Both days, we ate in the ANgkor Park - reasonable prices for great food. (We need to remember that electricity is expensive out there as the providers charge a premium; many restaurants don't have running water - have to bring it in, hence prices are higher than in town, but still cheap).
Wednesday- had the morning relaxing. Had a massage and late breakfast in one of the cafes by the river. A healthy, vegan type place with yummy pancakes etc and delicious smoothies. In th afternoon we did a Cookery Clas with 'Beyond Unique Escapes' - great experience and fun to meet others and visit a local community and see how cooking happens in their homes. After returning to hotel, we had a wander round Made In Cambodia- a lovely little market in a pretty, calm setting with stalls selling lots of unique products, most for various good causes, with back stories. Bought lots of lovely things and had lots of great conversations with the stall holders.
Evening- the Phare Circus- not to be missed! This an amazing company and the young people, as well as being super talented, are delightful. Grabbed a pizza for late dinner at the Brothers Bar across from the hotel - very cheap cocktails there and okay food. Lots of local young folk hang out there and it's a good opportunity to chat, they like to practice English and it's fun for us 'oldies' and interesting to find out about their hopes and dreams.

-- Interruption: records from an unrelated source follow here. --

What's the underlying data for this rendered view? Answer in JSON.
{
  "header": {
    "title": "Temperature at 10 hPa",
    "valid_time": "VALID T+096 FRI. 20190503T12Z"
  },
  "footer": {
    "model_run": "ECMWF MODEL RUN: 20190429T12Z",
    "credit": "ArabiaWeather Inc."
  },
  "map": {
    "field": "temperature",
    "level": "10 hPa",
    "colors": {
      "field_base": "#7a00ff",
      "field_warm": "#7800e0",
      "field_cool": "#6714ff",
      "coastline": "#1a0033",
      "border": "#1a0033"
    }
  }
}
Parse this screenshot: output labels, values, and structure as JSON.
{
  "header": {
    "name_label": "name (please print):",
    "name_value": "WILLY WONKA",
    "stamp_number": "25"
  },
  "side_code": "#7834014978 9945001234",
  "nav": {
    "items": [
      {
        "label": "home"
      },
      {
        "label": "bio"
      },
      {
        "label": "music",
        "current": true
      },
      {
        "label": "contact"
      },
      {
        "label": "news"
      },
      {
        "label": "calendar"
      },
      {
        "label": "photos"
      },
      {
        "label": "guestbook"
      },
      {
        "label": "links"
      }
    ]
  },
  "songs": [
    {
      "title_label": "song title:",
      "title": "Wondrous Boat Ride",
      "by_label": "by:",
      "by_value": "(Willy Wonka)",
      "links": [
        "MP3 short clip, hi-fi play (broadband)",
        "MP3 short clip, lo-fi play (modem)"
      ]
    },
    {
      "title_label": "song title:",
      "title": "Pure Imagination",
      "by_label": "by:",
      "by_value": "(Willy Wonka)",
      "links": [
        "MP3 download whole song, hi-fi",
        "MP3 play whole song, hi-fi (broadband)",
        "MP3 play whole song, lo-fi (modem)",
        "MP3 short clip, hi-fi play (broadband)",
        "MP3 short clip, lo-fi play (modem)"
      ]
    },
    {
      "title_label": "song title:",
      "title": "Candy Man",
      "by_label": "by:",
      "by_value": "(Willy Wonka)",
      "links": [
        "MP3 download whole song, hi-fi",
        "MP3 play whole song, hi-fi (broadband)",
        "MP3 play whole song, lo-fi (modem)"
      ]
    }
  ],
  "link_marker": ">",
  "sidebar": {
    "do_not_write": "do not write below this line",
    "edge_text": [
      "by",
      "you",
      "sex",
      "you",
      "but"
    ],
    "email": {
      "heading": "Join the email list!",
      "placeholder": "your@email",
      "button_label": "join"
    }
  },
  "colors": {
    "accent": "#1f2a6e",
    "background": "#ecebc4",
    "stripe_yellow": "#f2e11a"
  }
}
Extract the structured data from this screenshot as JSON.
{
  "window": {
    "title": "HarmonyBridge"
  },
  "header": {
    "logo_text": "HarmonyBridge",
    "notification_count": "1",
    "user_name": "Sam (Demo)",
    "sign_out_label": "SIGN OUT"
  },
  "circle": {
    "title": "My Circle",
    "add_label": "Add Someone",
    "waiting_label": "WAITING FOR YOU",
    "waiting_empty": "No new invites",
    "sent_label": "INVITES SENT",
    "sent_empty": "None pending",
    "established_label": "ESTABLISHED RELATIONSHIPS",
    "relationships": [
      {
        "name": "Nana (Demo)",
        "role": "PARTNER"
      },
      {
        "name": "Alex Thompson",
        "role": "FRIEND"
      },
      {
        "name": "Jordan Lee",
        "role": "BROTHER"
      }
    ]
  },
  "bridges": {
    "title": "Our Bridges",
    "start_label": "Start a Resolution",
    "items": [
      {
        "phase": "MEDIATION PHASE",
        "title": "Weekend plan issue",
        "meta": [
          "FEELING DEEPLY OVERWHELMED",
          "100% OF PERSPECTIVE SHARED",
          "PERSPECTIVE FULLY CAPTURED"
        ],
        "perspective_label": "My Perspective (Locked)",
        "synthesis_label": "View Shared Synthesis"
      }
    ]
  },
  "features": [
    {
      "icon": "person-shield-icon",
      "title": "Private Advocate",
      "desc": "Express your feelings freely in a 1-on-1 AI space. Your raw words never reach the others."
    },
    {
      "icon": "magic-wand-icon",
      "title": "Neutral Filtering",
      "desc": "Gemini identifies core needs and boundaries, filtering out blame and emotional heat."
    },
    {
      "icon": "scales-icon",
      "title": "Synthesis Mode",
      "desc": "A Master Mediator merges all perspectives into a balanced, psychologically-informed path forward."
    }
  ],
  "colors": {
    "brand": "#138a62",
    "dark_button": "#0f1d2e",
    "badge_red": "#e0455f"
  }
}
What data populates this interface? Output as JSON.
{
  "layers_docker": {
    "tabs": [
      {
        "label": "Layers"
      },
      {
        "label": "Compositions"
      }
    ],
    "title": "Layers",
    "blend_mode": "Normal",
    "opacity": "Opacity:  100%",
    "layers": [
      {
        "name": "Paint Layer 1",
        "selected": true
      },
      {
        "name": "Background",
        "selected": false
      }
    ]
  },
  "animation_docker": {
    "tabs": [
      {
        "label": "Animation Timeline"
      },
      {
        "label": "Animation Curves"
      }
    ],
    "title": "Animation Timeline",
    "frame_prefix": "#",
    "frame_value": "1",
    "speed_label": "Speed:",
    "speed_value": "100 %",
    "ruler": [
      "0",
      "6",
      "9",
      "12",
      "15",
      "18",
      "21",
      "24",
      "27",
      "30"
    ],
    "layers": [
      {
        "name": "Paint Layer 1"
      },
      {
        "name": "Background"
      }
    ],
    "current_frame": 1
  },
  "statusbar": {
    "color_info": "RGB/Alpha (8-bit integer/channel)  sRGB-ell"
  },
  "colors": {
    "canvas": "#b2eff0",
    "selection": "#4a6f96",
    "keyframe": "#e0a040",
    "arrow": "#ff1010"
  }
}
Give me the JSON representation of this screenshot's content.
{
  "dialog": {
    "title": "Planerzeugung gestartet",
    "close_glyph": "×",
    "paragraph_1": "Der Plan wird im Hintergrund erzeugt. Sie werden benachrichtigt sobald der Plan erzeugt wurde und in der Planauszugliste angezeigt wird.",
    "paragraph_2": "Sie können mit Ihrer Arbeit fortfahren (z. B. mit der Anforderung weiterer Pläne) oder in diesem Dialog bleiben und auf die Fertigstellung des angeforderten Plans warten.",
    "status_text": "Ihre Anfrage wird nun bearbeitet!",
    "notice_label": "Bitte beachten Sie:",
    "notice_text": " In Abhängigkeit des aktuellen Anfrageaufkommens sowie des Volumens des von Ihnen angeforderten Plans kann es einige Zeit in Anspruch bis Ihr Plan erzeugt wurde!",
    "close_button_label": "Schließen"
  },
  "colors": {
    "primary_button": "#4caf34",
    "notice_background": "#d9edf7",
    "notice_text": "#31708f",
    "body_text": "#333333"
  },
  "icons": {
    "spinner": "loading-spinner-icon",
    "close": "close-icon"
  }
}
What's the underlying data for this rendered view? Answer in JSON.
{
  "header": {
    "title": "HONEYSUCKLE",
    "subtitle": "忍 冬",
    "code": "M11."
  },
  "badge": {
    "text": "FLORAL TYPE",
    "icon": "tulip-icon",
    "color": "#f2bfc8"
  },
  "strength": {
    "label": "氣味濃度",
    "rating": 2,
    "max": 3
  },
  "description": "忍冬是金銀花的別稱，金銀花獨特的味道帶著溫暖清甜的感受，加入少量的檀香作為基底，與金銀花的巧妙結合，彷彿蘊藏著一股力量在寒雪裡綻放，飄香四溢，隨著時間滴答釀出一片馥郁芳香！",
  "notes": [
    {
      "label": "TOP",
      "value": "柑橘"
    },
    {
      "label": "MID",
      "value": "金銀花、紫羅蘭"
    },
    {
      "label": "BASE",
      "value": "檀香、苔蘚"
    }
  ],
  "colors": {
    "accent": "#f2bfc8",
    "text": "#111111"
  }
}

Thursday- sadly, and far too soon, it was time to pack up and leave. We'd had a pile of washing done and beautifully folded at $2 for 1kg, collected and delivered to hotel, so plenty of clean clothes! We've decided we can cut down our packing for future trips - I live in a couple of pair of white/ navy blue linen trousers and loose cotton tops, plus a few vest tops when I fancy catching a bit of sun. So easy to get laundry done and so cheap!
We took the Giant Ibis bus to PP. it took 6 hours, including 3 short rest stops, one longer one for lunch. Comfy enough but not much fun. You get water and a pastry when you set off. All for $15! So good value, if you have the time.
As I said, we've fallen in love with Cambodia and its people. Our time in PP had deepened that further, but that's another story. We are already planning our return. Hope this has been of some value to someone.
Have a wonderful trip whenever you go and whatever you do:)